-- What to work on --
Every line below that contains the word "stock" must be copied.

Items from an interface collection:
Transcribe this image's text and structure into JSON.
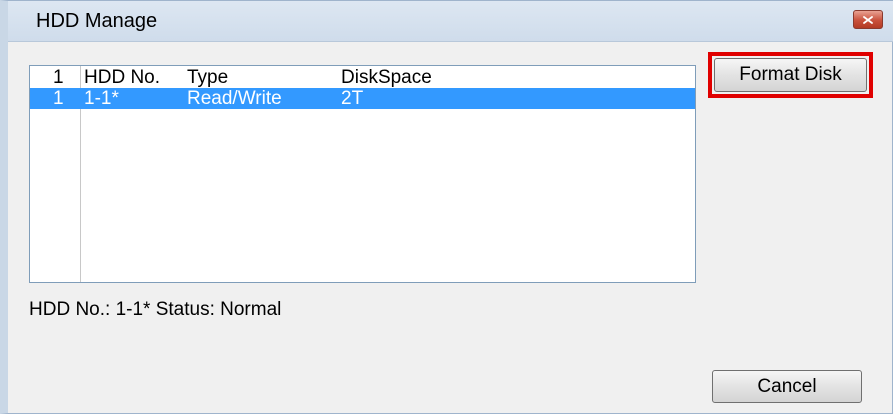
{
  "window": {
    "title": "HDD Manage",
    "close_icon": "close-icon"
  },
  "list": {
    "columns": [
      "1",
      "HDD No.",
      "Type",
      "DiskSpace"
    ],
    "rows": [
      {
        "index": "1",
        "hdd_no": "1-1*",
        "type": "Read/Write",
        "disk_space": "2T",
        "selected": true
      }
    ]
  },
  "status": {
    "text": "HDD No.: 1-1* Status: Normal"
  },
  "buttons": {
    "format_label": "Format Disk",
    "cancel_label": "Cancel"
  },
  "colors": {
    "selection": "#3399ff",
    "highlight_box": "#e00000"
  }
}
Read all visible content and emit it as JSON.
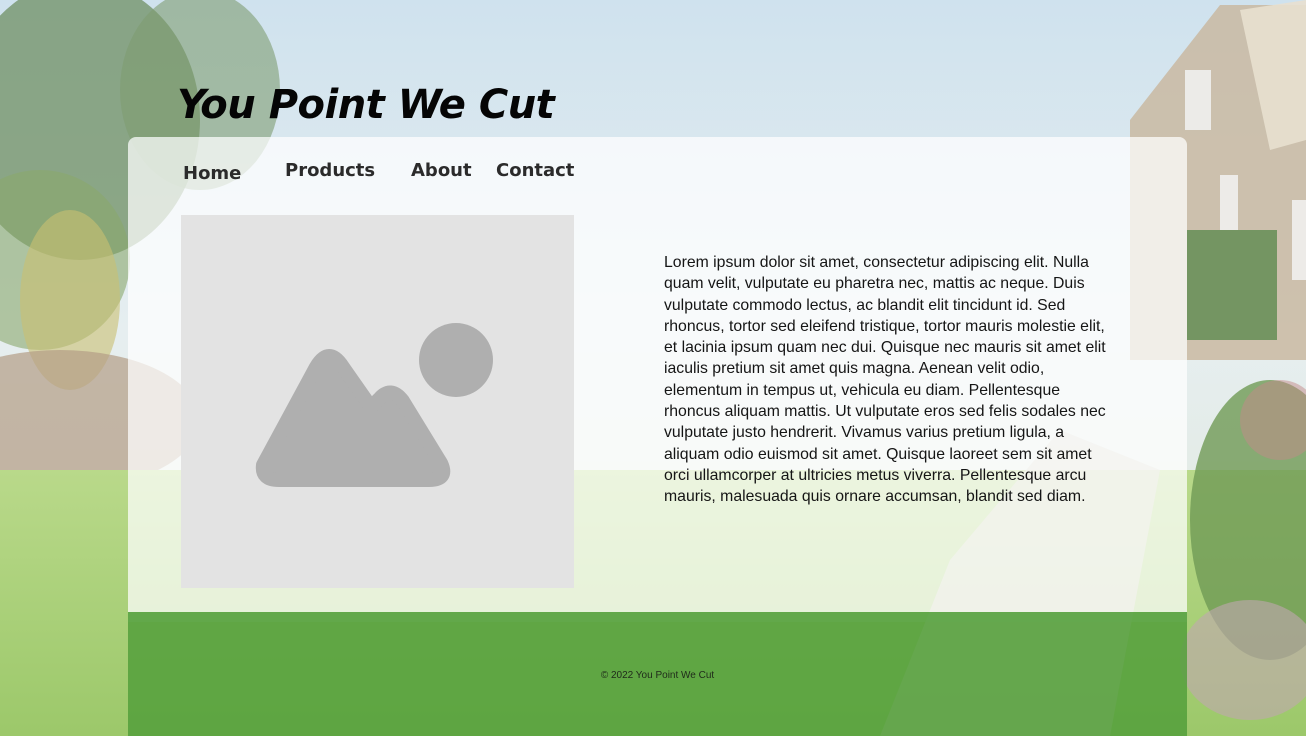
{
  "site": {
    "title": "You Point We Cut"
  },
  "nav": {
    "items": [
      {
        "label": "Home"
      },
      {
        "label": "Products"
      },
      {
        "label": "About"
      },
      {
        "label": "Contact"
      }
    ]
  },
  "main": {
    "image_icon": "image-placeholder-icon",
    "paragraph": "Lorem ipsum dolor sit amet, consectetur adipiscing elit. Nulla quam velit, vulputate eu pharetra nec, mattis ac neque. Duis vulputate commodo lectus, ac blandit elit tincidunt id. Sed rhoncus, tortor sed eleifend tristique, tortor mauris molestie elit, et lacinia ipsum quam nec dui. Quisque nec mauris sit amet elit iaculis pretium sit amet quis magna. Aenean velit odio, elementum in tempus ut, vehicula eu diam. Pellentesque rhoncus aliquam mattis. Ut vulputate eros sed felis sodales nec vulputate justo hendrerit. Vivamus varius pretium ligula, a aliquam odio euismod sit amet. Quisque laoreet sem sit amet orci ullamcorper at ultricies metus viverra. Pellentesque arcu mauris, malesuada quis ornare accumsan, blandit sed diam."
  },
  "footer": {
    "copyright": "© 2022 You Point We Cut"
  },
  "colors": {
    "footer_green": "#529e3a",
    "placeholder_bg": "#e3e3e3",
    "placeholder_fg": "#afafaf"
  }
}
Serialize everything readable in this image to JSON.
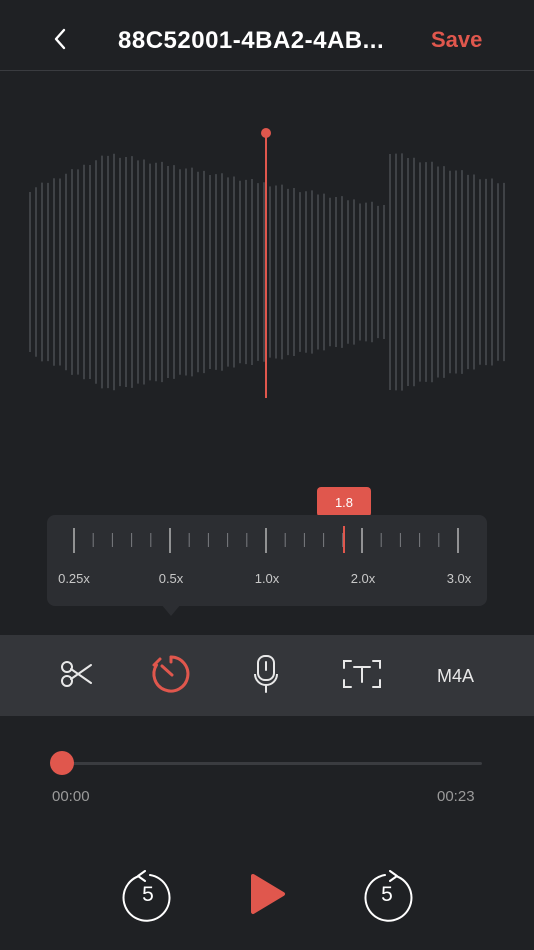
{
  "header": {
    "back_icon": "chevron-left-icon",
    "title": "88C52001-4BA2-4AB...",
    "save_label": "Save"
  },
  "colors": {
    "accent": "#e0574d",
    "background": "#1f2124",
    "toolbar": "#34363a",
    "panel": "#2c2e32"
  },
  "waveform": {
    "playhead_color": "#e0574d",
    "playhead_icon": "playhead-marker"
  },
  "speed": {
    "selected_value": "1.8",
    "labels": [
      "0.25x",
      "0.5x",
      "1.0x",
      "2.0x",
      "3.0x"
    ]
  },
  "toolbar": {
    "items": [
      {
        "name": "trim",
        "icon": "scissors-icon"
      },
      {
        "name": "speed",
        "icon": "speed-dial-icon",
        "active": true
      },
      {
        "name": "voice",
        "icon": "microphone-icon"
      },
      {
        "name": "transcribe",
        "icon": "text-frame-icon"
      },
      {
        "name": "format",
        "label": "M4A"
      }
    ]
  },
  "player": {
    "progress": 0.0,
    "current_time": "00:00",
    "total_time": "00:23",
    "rewind_label": "5",
    "forward_label": "5",
    "play_icon": "play-icon"
  }
}
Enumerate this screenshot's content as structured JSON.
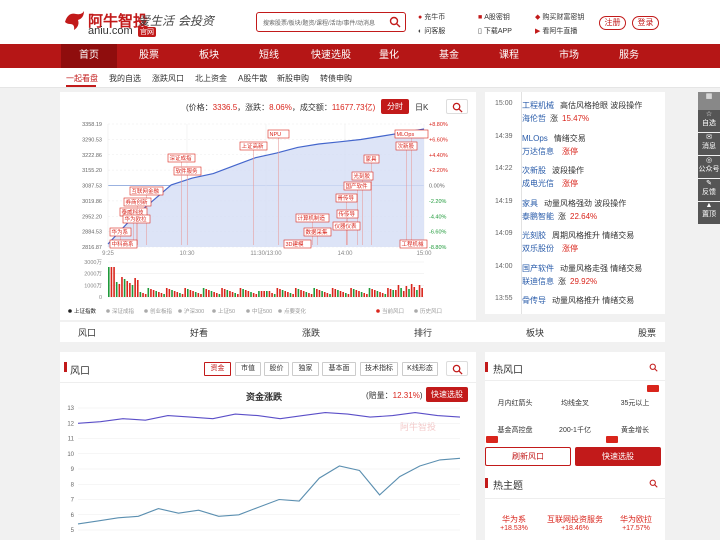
{
  "header": {
    "logo_cn": "阿牛智投",
    "logo_en": "aniu.com",
    "logo_badge": "官网",
    "slogan": "爱生活 会投资",
    "search_placeholder": "搜索股票/板块/题资/课程/活动/事件/动消息",
    "links": [
      "充牛币",
      "A股密钥",
      "购买财富密钥",
      "问客服",
      "下载APP",
      "看阿牛直播"
    ],
    "register": "注册",
    "login": "登录"
  },
  "nav": {
    "items": [
      "首页",
      "股票",
      "板块",
      "短线",
      "快速选股",
      "量化",
      "基金",
      "课程",
      "市场",
      "服务"
    ],
    "active": 0
  },
  "subnav": {
    "items": [
      "一起看盘",
      "我的自选",
      "涨跌风口",
      "北上资金",
      "A股牛散",
      "新股申购",
      "转债申购"
    ],
    "active": 0
  },
  "quote": {
    "price_label": "(价格：",
    "price": "3336.5",
    "change_label": "，涨跌：",
    "change": "8.06%",
    "volume_label": "，成交额：",
    "volume": "11677.73亿)",
    "tab_time": "分时",
    "tab_day": "日K"
  },
  "minute_chart": {
    "y_labels": [
      "3358.19",
      "3290.53",
      "3222.86",
      "3155.20",
      "3087.53",
      "3019.86",
      "2952.20",
      "2884.53",
      "2816.87"
    ],
    "pct_labels": [
      "+8.80%",
      "+6.60%",
      "+4.40%",
      "+2.20%",
      "0.00%",
      "-2.20%",
      "-4.40%",
      "-6.60%",
      "-8.80%"
    ],
    "x_labels": [
      "9:25",
      "10:30",
      "11:30/13:00",
      "14:00",
      "15:00"
    ],
    "vol_labels": [
      "3000万",
      "2000万",
      "1000万",
      "0"
    ],
    "events": [
      "NPU",
      "MLOps",
      "上证高新",
      "次新股",
      "软件服务",
      "家具",
      "光刻胶",
      "国产软件",
      "深证成指",
      "传传导",
      "骨传导",
      "仪器仪表",
      "计算机制造",
      "数据采集",
      "3D建模",
      "互联网金融",
      "泰威科技",
      "券商创新",
      "华为欧拉",
      "华为系",
      "中科商系",
      "工程机械"
    ],
    "legend": [
      "上证指数",
      "深证成指",
      "创业板指",
      "沪深300",
      "上证50",
      "中证500",
      "点要变化",
      "当前风口",
      "历史风口"
    ]
  },
  "fengkou_tabs": [
    "风口",
    "好看",
    "涨跌",
    "排行",
    "板块",
    "股票"
  ],
  "timeline": [
    {
      "time": "15:00",
      "name": "工程机械",
      "desc": "高估风格抢眼 波段操作",
      "stock": "海伦哲",
      "chg_label": "涨",
      "chg": "15.47%"
    },
    {
      "time": "14:39",
      "name": "MLOps",
      "desc": "情绪交易",
      "stock": "万达信息",
      "chg_label": "",
      "chg": "涨停"
    },
    {
      "time": "14:22",
      "name": "次新股",
      "desc": "波段操作",
      "stock": "成电光信",
      "chg_label": "",
      "chg": "涨停"
    },
    {
      "time": "14:19",
      "name": "家具",
      "desc": "动量风格强劲 波段操作",
      "stock": "泰鹏智能",
      "chg_label": "涨",
      "chg": "22.64%"
    },
    {
      "time": "14:09",
      "name": "光刻胶",
      "desc": "周期风格推升 情绪交易",
      "stock": "双乐股份",
      "chg_label": "",
      "chg": "涨停"
    },
    {
      "time": "14:00",
      "name": "国产软件",
      "desc": "动量风格走强 情绪交易",
      "stock": "联迪信息",
      "chg_label": "涨",
      "chg": "29.92%"
    },
    {
      "time": "13:55",
      "name": "骨传导",
      "desc": "动量风格推升 情绪交易",
      "stock": "",
      "chg_label": "",
      "chg": ""
    }
  ],
  "sidebar": [
    "",
    "自选",
    "消息",
    "公众号",
    "反馈",
    "置顶"
  ],
  "bottom": {
    "title": "风口",
    "tabs": [
      "资金",
      "市值",
      "股价",
      "独家",
      "基本面",
      "技术指标",
      "K线形态"
    ],
    "chart_title": "资金涨跌",
    "gain_label": "(赔量：",
    "gain": "12.31%",
    "gain_close": ")",
    "quick_btn": "快速选股",
    "y_labels": [
      "13",
      "12",
      "11",
      "10",
      "9",
      "8",
      "7",
      "6",
      "5"
    ],
    "watermark": "阿牛智投"
  },
  "hot_fengkou": {
    "title": "热风口",
    "items": [
      "月内红箭头",
      "均线金叉",
      "35元以上",
      "基金高控盘",
      "200-1千亿",
      "黄金增长"
    ],
    "refresh": "刷新风口",
    "select": "快速选股"
  },
  "hot_theme": {
    "title": "热主题",
    "items": [
      {
        "name": "华为系",
        "chg": "+18.53%"
      },
      {
        "name": "互联网投资服务",
        "chg": "+18.46%"
      },
      {
        "name": "华为欧拉",
        "chg": "+17.57%"
      }
    ]
  },
  "chart_data": [
    {
      "type": "line",
      "title": "",
      "series": [
        {
          "name": "上证指数",
          "values": [
            2830,
            2930,
            3010,
            3090,
            3120,
            3140,
            3175,
            3210,
            3230,
            3255,
            3270,
            3280,
            3290,
            3305,
            3320,
            3336
          ]
        }
      ],
      "x_labels": [
        "9:25",
        "10:30",
        "11:30/13:00",
        "14:00",
        "15:00"
      ],
      "ylim": [
        2816.87,
        3358.19
      ]
    },
    {
      "type": "line",
      "title": "资金涨跌",
      "series": [
        {
          "name": "",
          "values": [
            12.0,
            12.1,
            12.3,
            12.2,
            12.5,
            12.4,
            12.3,
            12.6,
            12.5,
            12.3,
            12.5,
            12.7,
            12.6,
            12.4,
            12.5,
            12.7,
            12.5,
            12.4
          ]
        },
        {
          "name": "",
          "values": [
            5.4,
            5.6,
            5.8,
            5.9,
            6.4,
            6.1,
            6.3,
            5.9,
            6.0,
            6.5,
            7.0,
            6.9,
            8.4,
            9.2,
            8.9,
            7.3,
            8.5,
            9.2,
            9.6,
            9.7
          ]
        }
      ],
      "ylim": [
        5,
        13
      ]
    }
  ],
  "colors": {
    "brand": "#b51616",
    "accent": "#c21a1a",
    "up": "#d9251c",
    "down": "#1f9a3a",
    "line": "#4466cc"
  }
}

-- Response below --
      "stock": "海伦哲",
      "stock": "万达信息",
      "stock": "成电光信",
      "stock": "泰鹏智能",
      "stock": "双乐股份",
      "stock": "联迪信息",
      "stock": "",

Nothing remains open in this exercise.